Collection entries

***

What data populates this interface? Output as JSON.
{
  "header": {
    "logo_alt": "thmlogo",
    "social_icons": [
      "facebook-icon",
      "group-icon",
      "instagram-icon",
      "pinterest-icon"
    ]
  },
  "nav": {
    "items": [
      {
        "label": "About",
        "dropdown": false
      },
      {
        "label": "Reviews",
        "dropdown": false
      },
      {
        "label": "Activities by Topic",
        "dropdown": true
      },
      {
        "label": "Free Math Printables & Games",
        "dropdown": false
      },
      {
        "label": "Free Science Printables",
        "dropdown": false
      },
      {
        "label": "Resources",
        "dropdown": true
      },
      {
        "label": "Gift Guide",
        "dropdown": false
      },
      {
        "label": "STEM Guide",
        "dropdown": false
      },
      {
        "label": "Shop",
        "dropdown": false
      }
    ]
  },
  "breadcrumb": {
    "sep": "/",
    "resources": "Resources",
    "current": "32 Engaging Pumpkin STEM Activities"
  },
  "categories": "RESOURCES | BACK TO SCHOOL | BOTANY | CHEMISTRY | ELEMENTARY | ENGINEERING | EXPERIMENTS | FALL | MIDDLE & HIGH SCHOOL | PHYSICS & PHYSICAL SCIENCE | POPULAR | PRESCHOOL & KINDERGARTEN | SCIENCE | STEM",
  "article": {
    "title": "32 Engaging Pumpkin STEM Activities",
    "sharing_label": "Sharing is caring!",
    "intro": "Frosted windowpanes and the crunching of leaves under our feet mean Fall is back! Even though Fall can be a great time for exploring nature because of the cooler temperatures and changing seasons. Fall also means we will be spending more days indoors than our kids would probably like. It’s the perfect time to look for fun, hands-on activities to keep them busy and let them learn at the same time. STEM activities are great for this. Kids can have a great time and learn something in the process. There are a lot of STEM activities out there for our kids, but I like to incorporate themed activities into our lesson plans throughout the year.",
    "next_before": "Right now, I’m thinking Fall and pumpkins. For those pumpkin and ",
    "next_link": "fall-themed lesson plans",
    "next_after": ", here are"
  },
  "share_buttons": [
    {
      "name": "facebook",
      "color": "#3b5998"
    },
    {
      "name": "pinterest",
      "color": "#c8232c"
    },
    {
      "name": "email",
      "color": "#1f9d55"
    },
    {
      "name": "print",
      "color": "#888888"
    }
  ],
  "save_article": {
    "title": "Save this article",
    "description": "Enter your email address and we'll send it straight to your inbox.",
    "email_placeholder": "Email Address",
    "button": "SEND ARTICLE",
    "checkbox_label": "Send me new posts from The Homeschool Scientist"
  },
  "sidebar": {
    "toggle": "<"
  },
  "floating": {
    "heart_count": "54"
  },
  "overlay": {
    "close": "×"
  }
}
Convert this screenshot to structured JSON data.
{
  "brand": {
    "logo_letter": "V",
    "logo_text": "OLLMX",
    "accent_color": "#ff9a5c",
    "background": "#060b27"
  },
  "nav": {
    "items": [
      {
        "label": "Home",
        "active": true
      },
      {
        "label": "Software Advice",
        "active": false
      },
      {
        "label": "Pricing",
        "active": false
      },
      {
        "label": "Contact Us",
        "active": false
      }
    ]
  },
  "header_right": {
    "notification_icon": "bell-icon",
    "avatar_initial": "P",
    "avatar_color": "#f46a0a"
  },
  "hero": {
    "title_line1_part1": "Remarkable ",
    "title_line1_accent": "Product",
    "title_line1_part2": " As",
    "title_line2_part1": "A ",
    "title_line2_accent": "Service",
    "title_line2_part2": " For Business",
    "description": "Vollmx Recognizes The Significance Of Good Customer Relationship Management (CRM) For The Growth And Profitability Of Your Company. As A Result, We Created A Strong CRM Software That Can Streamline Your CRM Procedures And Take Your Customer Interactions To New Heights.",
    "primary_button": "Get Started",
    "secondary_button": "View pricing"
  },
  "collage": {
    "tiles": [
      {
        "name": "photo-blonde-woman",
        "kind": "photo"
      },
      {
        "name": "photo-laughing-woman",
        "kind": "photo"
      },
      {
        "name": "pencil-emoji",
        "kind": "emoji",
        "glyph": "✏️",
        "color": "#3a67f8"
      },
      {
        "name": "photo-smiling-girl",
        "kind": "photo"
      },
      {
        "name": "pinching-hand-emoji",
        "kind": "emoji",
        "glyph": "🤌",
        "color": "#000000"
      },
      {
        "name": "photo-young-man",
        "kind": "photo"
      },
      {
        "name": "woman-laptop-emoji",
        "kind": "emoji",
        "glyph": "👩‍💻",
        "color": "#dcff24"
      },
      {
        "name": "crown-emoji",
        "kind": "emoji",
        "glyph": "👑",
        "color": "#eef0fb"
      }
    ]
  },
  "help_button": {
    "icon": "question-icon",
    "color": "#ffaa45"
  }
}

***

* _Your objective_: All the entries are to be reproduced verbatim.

* _Result of the task_:
What data populates this interface? Output as JSON.
{
  "header": {
    "logo_alt": "thmlogo",
    "social_icons": [
      "facebook-icon",
      "group-icon",
      "instagram-icon",
      "pinterest-icon"
    ]
  },
  "nav": {
    "items": [
      {
        "label": "About",
        "dropdown": false
      },
      {
        "label": "Reviews",
        "dropdown": false
      },
      {
        "label": "Activities by Topic",
        "dropdown": true
      },
      {
        "label": "Free Math Printables & Games",
        "dropdown": false
      },
      {
        "label": "Free Science Printables",
        "dropdown": false
      },
      {
        "label": "Resources",
        "dropdown": true
      },
      {
        "label": "Gift Guide",
        "dropdown": false
      },
      {
        "label": "STEM Guide",
        "dropdown": false
      },
      {
        "label": "Shop",
        "dropdown": false
      }
    ]
  },
  "breadcrumb": {
    "sep": "/",
    "resources": "Resources",
    "current": "32 Engaging Pumpkin STEM Activities"
  },
  "categories": "RESOURCES | BACK TO SCHOOL | BOTANY | CHEMISTRY | ELEMENTARY | ENGINEERING | EXPERIMENTS | FALL | MIDDLE & HIGH SCHOOL | PHYSICS & PHYSICAL SCIENCE | POPULAR | PRESCHOOL & KINDERGARTEN | SCIENCE | STEM",
  "article": {
    "title": "32 Engaging Pumpkin STEM Activities",
    "sharing_label": "Sharing is caring!",
    "intro": "Frosted windowpanes and the crunching of leaves under our feet mean Fall is back! Even though Fall can be a great time for exploring nature because of the cooler temperatures and changing seasons. Fall also means we will be spending more days indoors than our kids would probably like. It’s the perfect time to look for fun, hands-on activities to keep them busy and let them learn at the same time. STEM activities are great for this. Kids can have a great time and learn something in the process. There are a lot of STEM activities out there for our kids, but I like to incorporate themed activities into our lesson plans throughout the year.",
    "next_before": "Right now, I’m thinking Fall and pumpkins. For those pumpkin and ",
    "next_link": "fall-themed lesson plans",
    "next_after": ", here are"
  },
  "share_buttons": [
    {
      "name": "facebook",
      "color": "#3b5998"
    },
    {
      "name": "pinterest",
      "color": "#c8232c"
    },
    {
      "name": "email",
      "color": "#1f9d55"
    },
    {
      "name": "print",
      "color": "#888888"
    }
  ],
  "save_article": {
    "title": "Save this article",
    "description": "Enter your email address and we'll send it straight to your inbox.",
    "email_placeholder": "Email Address",
    "button": "SEND ARTICLE",
    "checkbox_label": "Send me new posts from The Homeschool Scientist"
  },
  "sidebar": {
    "toggle": "<"
  },
  "floating": {
    "heart_count": "54"
  },
  "overlay": {
    "close": "×"
  }
}
Convert this screenshot to structured JSON data.
{
  "brand": {
    "logo_letter": "V",
    "logo_text": "OLLMX",
    "accent_color": "#ff9a5c",
    "background": "#060b27"
  },
  "nav": {
    "items": [
      {
        "label": "Home",
        "active": true
      },
      {
        "label": "Software Advice",
        "active": false
      },
      {
        "label": "Pricing",
        "active": false
      },
      {
        "label": "Contact Us",
        "active": false
      }
    ]
  },
  "header_right": {
    "notification_icon": "bell-icon",
    "avatar_initial": "P",
    "avatar_color": "#f46a0a"
  },
  "hero": {
    "title_line1_part1": "Remarkable ",
    "title_line1_accent": "Product",
    "title_line1_part2": " As",
    "title_line2_part1": "A ",
    "title_line2_accent": "Service",
    "title_line2_part2": " For Business",
    "description": "Vollmx Recognizes The Significance Of Good Customer Relationship Management (CRM) For The Growth And Profitability Of Your Company. As A Result, We Created A Strong CRM Software That Can Streamline Your CRM Procedures And Take Your Customer Interactions To New Heights.",
    "primary_button": "Get Started",
    "secondary_button": "View pricing"
  },
  "collage": {
    "tiles": [
      {
        "name": "photo-blonde-woman",
        "kind": "photo"
      },
      {
        "name": "photo-laughing-woman",
        "kind": "photo"
      },
      {
        "name": "pencil-emoji",
        "kind": "emoji",
        "glyph": "✏️",
        "color": "#3a67f8"
      },
      {
        "name": "photo-smiling-girl",
        "kind": "photo"
      },
      {
        "name": "pinching-hand-emoji",
        "kind": "emoji",
        "glyph": "🤌",
        "color": "#000000"
      },
      {
        "name": "photo-young-man",
        "kind": "photo"
      },
      {
        "name": "woman-laptop-emoji",
        "kind": "emoji",
        "glyph": "👩‍💻",
        "color": "#dcff24"
      },
      {
        "name": "crown-emoji",
        "kind": "emoji",
        "glyph": "👑",
        "color": "#eef0fb"
      }
    ]
  },
  "help_button": {
    "icon": "question-icon",
    "color": "#ffaa45"
  }
}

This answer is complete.